Coffee beans are actually the seeds of a fruit called the coffee cherry. When the seeds are extracted to make coffee, they leave behind edible and nutrient-rich fruit pulp that is usually discarded. A former director at Starbucks saw the amount of waste created in the production process and set out to find a way to use it. He discovered that the leftover fruit could be dried and milled into flour, which could then be used in baking.

The flour, which tastes more like dried fruit than coffee, provides a host of nutritional benefits:

  • Gluten-free
  • 3 times more iron than spinach
  • 3 times more protein than kale
  • 5 times more fiber than whole-grain flour

Producing the flour helps coffee farmers as well. The start-up company developing the process estimates that farmers could take home 30 to 50 percent more profits with just 25 percent more effort.

All that and a little kick of caffeine in your cookie — what’s not to love?


How are real estate agents paid?

Whether you’re buying or selling a home, you’ll probably work with a real estate professional during the transaction. If you’re a seller, the REALTOR® that you work with will offer expert advice about the community and competition, provide marketing and advertising, and handle schedules for all the transactions that must occur. For buyers, the agent will help them identify properties that fit their needs, handle negotiations and also help with the paperwork and scheduling.

For all that they do, agents are paid by commission, rather than on an hourly rate. The commission they receive is based on the sale price and only after the completion of the sale. If they do not sell the home, or if they are unable to locate a home for a buyer, they aren’t paid.

How much is the commission?

The typical commission is about 6 percent of the sale price, and it is usually split between the buyer’s agent and the listing agent. The commission percentage that the seller agrees to pay is negotiable.

Who pays the commission?

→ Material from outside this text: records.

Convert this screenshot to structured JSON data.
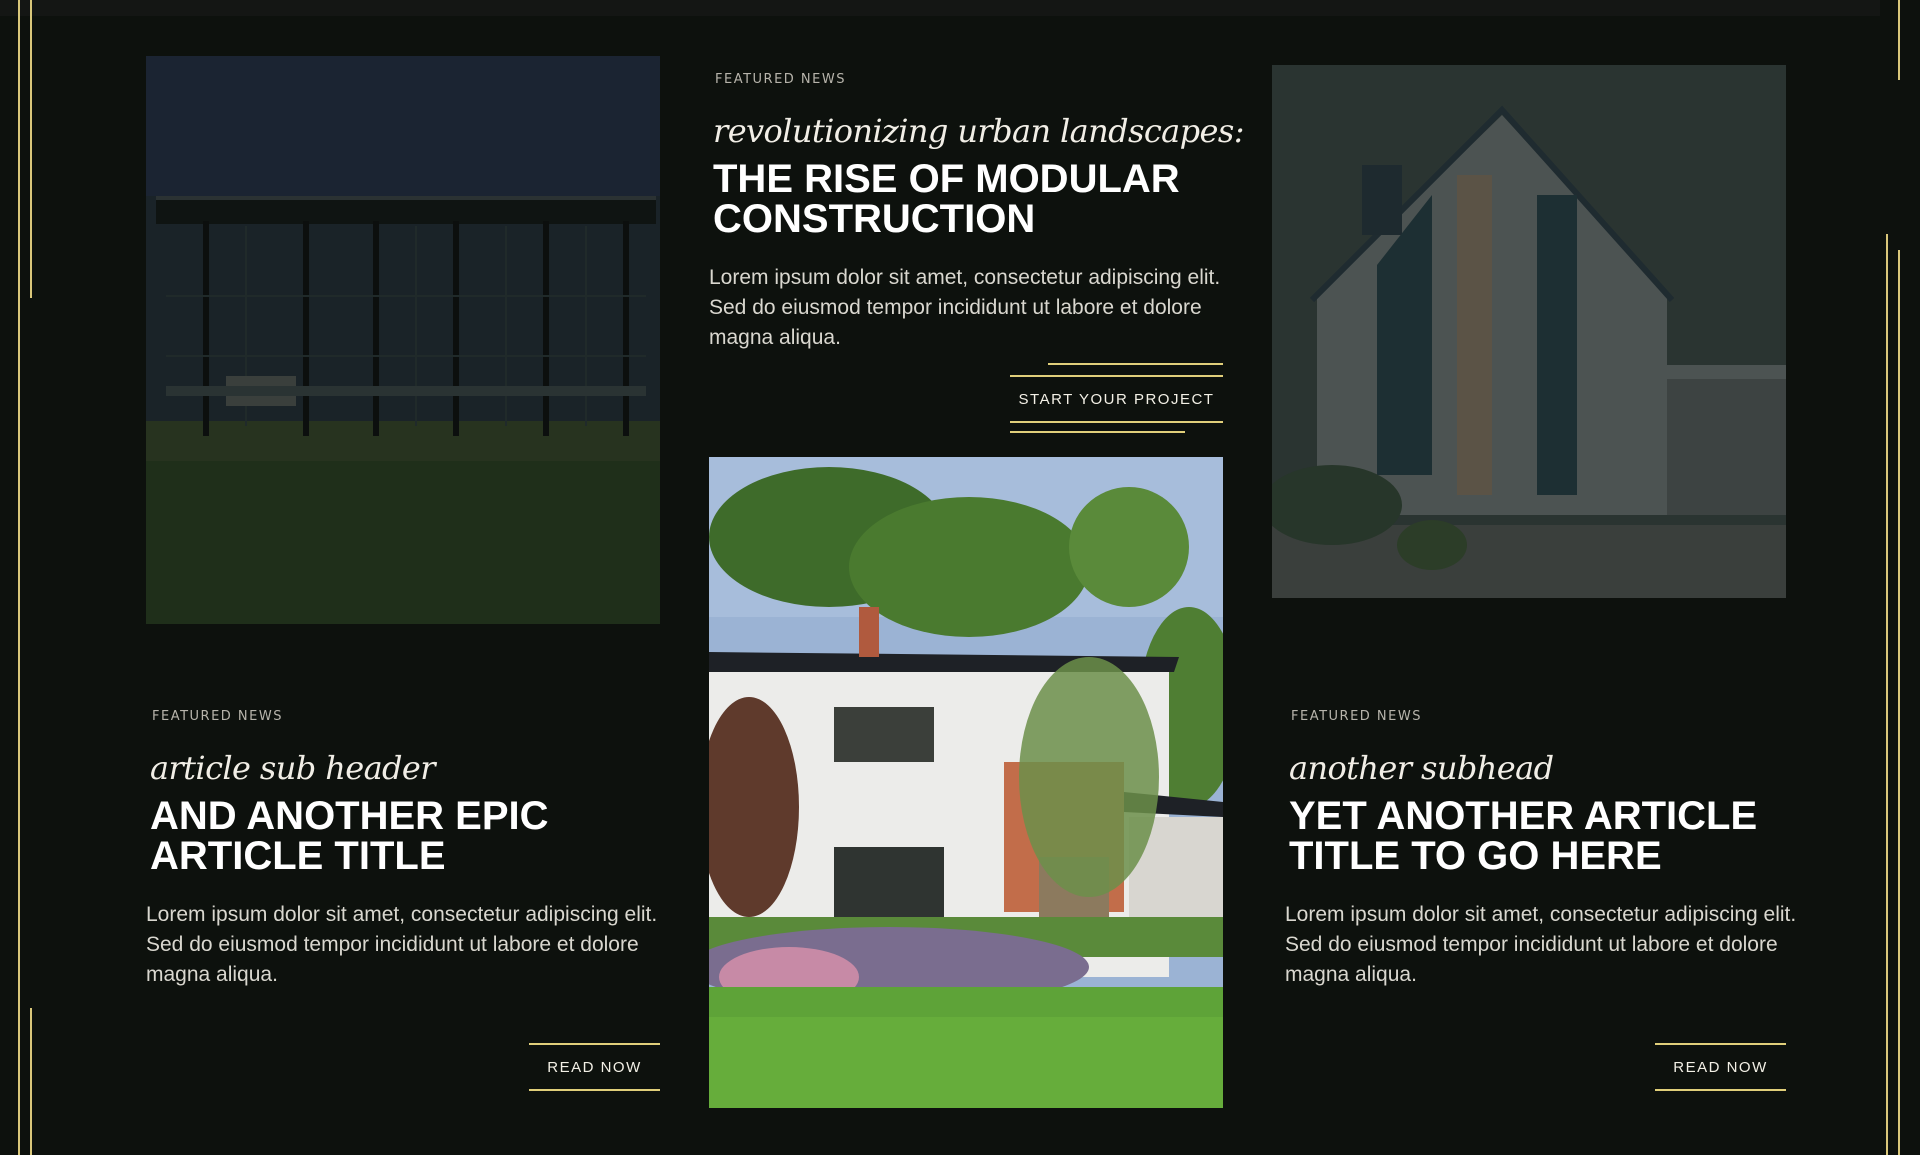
{
  "articles": {
    "featured": {
      "eyebrow": "FEATURED NEWS",
      "subhead": "revolutionizing urban landscapes:",
      "title": "THE RISE OF MODULAR CONSTRUCTION",
      "body": "Lorem ipsum dolor sit amet, consectetur adipiscing elit. Sed do eiusmod tempor incididunt ut labore et dolore magna aliqua.",
      "cta": "START YOUR PROJECT"
    },
    "left": {
      "eyebrow": "FEATURED NEWS",
      "subhead": "article sub header",
      "title": "AND ANOTHER EPIC ARTICLE TITLE",
      "body": "Lorem ipsum dolor sit amet, consectetur adipiscing elit. Sed do eiusmod tempor incididunt ut labore et dolore magna aliqua.",
      "cta": "READ NOW"
    },
    "right": {
      "eyebrow": "FEATURED NEWS",
      "subhead": "another subhead",
      "title": "YET ANOTHER ARTICLE TITLE TO GO HERE",
      "body": "Lorem ipsum dolor sit amet, consectetur adipiscing elit. Sed do eiusmod tempor incididunt ut labore et dolore magna aliqua.",
      "cta": "READ NOW"
    }
  },
  "images": {
    "left": "glass-pavilion-photo",
    "center": "white-house-garden-photo",
    "right": "modern-gable-house-photo"
  },
  "colors": {
    "background": "#0d110d",
    "accent": "#e0cf7a",
    "text": "#ffffff"
  }
}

The fee for the transaction is subtracted from the proceeds of the sale. It’s important to note that the fee comes out of the cost of the house and is not tacked on in addition to the sale price.